    The FASEB Journal 06/2012; 26(9):3854-61. · 5.70 Impact Factor
  • Vincent Béringue, Jean-Luc Vilotte, Hubert Laude
    Medecine sciences: M/S 06/2012; 28(6-7):565-8. · 0.56 Impact Factor

Publication Stats

2k Citations
326.39 Total Impact Points

Institutions

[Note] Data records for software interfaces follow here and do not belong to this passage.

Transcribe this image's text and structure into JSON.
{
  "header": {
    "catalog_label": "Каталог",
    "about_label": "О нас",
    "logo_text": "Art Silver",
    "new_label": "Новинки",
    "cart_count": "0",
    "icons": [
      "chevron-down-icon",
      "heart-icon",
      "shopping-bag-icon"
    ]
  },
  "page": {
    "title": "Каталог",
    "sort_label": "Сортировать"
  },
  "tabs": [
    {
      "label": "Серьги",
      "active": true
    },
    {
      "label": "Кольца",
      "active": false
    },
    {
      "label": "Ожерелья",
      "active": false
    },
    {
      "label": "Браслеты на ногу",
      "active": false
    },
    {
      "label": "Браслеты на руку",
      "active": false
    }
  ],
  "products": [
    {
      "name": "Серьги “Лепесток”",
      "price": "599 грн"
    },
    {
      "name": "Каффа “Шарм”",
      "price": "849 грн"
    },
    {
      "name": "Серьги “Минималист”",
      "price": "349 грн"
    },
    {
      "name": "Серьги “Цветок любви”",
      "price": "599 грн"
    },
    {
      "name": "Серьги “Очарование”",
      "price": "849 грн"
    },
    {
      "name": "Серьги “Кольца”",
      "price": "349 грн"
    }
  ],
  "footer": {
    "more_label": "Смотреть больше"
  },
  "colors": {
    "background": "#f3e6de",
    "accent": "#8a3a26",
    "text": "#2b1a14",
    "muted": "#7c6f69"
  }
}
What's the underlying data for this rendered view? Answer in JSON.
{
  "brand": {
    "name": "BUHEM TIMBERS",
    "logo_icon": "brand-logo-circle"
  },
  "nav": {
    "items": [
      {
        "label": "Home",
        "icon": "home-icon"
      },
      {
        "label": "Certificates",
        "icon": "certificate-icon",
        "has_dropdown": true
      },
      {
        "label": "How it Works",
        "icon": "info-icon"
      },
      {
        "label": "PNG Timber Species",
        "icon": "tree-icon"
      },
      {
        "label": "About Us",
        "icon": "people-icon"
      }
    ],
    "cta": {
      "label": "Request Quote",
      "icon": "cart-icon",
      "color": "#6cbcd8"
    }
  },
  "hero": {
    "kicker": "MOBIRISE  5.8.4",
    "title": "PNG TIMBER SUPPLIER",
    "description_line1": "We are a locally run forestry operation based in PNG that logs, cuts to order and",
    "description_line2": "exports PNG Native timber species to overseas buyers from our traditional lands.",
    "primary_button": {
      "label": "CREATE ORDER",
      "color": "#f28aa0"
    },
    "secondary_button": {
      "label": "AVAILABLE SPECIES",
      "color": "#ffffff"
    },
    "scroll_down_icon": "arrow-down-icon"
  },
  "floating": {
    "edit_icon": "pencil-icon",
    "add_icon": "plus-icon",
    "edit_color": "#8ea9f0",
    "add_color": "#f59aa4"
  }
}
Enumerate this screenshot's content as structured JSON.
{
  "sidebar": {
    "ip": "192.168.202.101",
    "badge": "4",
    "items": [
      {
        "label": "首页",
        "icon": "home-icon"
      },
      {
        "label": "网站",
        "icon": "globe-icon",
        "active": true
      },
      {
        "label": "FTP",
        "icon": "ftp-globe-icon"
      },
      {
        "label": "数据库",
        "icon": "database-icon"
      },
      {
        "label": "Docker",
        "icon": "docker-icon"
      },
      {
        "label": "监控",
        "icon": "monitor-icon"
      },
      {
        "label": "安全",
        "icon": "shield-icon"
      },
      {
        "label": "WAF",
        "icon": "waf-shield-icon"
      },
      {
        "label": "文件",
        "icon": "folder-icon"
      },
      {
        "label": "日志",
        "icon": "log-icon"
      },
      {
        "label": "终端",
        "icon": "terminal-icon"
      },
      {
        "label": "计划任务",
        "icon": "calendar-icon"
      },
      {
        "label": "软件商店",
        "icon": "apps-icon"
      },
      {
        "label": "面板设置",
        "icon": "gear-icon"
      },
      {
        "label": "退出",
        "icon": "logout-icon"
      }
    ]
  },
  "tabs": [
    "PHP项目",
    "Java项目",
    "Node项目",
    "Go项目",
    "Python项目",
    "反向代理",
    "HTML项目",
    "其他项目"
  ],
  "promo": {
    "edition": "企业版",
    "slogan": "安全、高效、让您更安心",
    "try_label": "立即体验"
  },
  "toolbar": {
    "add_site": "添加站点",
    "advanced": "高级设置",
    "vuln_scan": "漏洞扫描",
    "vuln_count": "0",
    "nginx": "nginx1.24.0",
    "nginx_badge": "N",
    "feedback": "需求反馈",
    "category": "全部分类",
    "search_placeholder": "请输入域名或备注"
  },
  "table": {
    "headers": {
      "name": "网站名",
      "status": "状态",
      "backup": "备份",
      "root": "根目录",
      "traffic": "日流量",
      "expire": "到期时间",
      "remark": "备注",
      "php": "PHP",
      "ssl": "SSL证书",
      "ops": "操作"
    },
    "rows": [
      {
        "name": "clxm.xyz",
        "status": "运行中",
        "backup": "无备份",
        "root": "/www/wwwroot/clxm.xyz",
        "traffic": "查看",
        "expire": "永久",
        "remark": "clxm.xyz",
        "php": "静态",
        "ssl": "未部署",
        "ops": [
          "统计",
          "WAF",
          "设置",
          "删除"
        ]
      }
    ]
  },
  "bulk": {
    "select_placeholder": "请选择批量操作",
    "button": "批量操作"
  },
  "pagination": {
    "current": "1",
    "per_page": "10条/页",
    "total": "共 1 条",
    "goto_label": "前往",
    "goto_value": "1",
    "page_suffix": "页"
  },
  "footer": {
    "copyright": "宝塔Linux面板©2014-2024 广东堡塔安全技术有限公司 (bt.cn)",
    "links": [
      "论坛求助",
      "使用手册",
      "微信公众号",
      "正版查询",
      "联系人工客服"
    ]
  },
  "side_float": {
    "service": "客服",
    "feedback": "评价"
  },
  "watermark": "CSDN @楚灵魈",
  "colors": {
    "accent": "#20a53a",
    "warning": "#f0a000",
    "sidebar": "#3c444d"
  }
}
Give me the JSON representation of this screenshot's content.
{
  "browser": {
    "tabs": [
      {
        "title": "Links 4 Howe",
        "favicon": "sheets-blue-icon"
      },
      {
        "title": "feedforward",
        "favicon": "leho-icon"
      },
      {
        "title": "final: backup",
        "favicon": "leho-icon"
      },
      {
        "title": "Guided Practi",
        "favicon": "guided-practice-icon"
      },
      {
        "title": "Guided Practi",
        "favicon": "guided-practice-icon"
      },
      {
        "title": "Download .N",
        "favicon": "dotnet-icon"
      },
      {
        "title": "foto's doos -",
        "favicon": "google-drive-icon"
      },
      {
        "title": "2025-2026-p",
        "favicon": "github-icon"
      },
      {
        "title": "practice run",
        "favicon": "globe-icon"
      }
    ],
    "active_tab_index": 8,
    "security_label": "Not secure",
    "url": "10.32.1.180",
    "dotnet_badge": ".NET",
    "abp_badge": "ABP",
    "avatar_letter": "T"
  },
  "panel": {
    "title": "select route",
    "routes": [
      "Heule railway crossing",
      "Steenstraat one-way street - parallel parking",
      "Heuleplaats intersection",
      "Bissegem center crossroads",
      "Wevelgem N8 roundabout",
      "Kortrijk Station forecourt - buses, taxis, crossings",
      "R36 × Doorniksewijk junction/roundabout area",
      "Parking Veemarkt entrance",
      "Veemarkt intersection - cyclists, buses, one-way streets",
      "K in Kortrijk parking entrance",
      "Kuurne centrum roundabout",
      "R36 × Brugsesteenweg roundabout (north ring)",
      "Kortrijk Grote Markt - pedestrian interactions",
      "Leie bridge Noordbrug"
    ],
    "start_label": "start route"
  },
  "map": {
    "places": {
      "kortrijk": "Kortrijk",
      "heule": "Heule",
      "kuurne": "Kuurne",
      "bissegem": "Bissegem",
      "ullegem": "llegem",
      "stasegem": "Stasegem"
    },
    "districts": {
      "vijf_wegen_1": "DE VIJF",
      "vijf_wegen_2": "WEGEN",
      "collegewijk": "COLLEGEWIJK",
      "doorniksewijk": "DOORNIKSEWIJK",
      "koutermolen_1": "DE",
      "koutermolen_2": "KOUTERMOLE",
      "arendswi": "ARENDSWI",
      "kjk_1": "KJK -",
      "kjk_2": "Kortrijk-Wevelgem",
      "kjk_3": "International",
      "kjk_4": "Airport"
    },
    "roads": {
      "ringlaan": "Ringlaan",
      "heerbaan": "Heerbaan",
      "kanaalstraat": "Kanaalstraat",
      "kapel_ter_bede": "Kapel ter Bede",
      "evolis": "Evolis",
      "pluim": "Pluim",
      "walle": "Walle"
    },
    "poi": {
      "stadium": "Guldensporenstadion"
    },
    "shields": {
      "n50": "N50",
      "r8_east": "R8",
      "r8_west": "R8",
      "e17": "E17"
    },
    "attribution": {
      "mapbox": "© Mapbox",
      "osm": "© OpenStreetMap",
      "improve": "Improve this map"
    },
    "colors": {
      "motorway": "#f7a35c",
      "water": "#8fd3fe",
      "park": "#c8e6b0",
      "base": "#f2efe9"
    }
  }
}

  • 2003–2014
    • French National Institute for Agricultural Research
      • Virologie et Immunologie Moléculaires (VIM)
      Lutetia Parisorum, Île-de-France, France
  • 2006
    • Station Biologique de Roscoff
      Rosko, Brittany, France
  • 2003–2004
    • Imperial College London
      • Faculty of Medicine
      London, ENG, United Kingdom
  • 1997–2002
    • Cea Leti
      Grenoble, Rhône-Alpes, France
    • Atomic Energy and Alternative Energies Commission
      Fontenay, Île-de-France, France
  • 2000
    • National Institute of Allergy and Infectious Diseases
      Maryland, United States
  • 1998
    • National Institutes of Health
      Maryland, United States